Join us in January as we launch into a new book, A Short History of England, sure to delight the Anglophiles within our ranks, and perhaps even our resident Romanian too. We plan to break the reading up over three months, six chapters at a time, so the busy holiday season ought not interfere terribly with your reading schedule.
Here is a taste of Dale Ahlquist’s lecture on A Short History

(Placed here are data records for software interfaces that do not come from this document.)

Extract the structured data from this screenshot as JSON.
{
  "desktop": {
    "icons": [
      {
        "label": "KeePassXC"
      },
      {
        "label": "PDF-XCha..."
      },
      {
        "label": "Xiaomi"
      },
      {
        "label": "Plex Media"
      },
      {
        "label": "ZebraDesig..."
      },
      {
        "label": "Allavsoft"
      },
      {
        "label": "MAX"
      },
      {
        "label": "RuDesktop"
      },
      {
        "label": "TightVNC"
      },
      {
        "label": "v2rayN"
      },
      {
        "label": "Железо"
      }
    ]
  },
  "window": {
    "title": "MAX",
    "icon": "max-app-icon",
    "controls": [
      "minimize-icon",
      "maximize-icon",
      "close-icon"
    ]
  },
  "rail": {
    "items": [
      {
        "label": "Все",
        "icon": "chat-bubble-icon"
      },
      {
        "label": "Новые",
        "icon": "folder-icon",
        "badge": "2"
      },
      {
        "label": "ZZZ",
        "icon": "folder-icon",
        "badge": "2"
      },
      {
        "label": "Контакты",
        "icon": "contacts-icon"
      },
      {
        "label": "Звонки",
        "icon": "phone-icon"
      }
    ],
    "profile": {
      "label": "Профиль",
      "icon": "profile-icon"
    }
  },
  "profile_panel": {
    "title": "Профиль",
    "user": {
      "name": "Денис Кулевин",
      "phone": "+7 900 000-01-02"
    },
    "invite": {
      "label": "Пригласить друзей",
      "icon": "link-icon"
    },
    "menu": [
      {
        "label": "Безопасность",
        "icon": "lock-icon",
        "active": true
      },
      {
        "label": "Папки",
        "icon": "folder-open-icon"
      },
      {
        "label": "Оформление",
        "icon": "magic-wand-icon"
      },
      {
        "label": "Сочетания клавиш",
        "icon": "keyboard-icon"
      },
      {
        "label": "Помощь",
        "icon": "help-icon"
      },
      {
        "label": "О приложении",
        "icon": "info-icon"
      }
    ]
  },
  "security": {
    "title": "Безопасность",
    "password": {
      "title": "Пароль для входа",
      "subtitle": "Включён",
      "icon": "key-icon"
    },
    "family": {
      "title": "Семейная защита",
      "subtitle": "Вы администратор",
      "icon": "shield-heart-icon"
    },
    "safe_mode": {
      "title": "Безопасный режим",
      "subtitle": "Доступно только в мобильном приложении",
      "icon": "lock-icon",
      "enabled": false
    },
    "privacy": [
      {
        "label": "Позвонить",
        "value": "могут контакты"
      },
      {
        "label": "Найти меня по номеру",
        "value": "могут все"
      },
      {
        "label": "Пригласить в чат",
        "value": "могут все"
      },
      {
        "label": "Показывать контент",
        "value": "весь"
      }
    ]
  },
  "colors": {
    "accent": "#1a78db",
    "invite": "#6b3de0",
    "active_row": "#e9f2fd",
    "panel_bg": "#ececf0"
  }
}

Most history books are written to correct other history books. Chesterton’s A Short History of England is no exception. In every other sense, however, it is exceptional to every other history book. Chesterton wanted to write a popular history, that is, “a history from the standpoint of a member of the public.” Most historical accounts of England, he said, were extremely “anti-popular,” that is, they ignored all the large and obvious things, “like the size of Gothic churches” and the fact that the squires in large country houses are not called an abbots but their houses are called abbeys. The difference between a popular history and a scholarly history “is not about the facts but about the importance of the facts.” Chesterton maintained that legend is usually more important than history, because legend is what everyone in a village knows is important, whereas history is only what one person-usually a crank-thinks is important.
I’m told these guys have a full chapter’s coverage…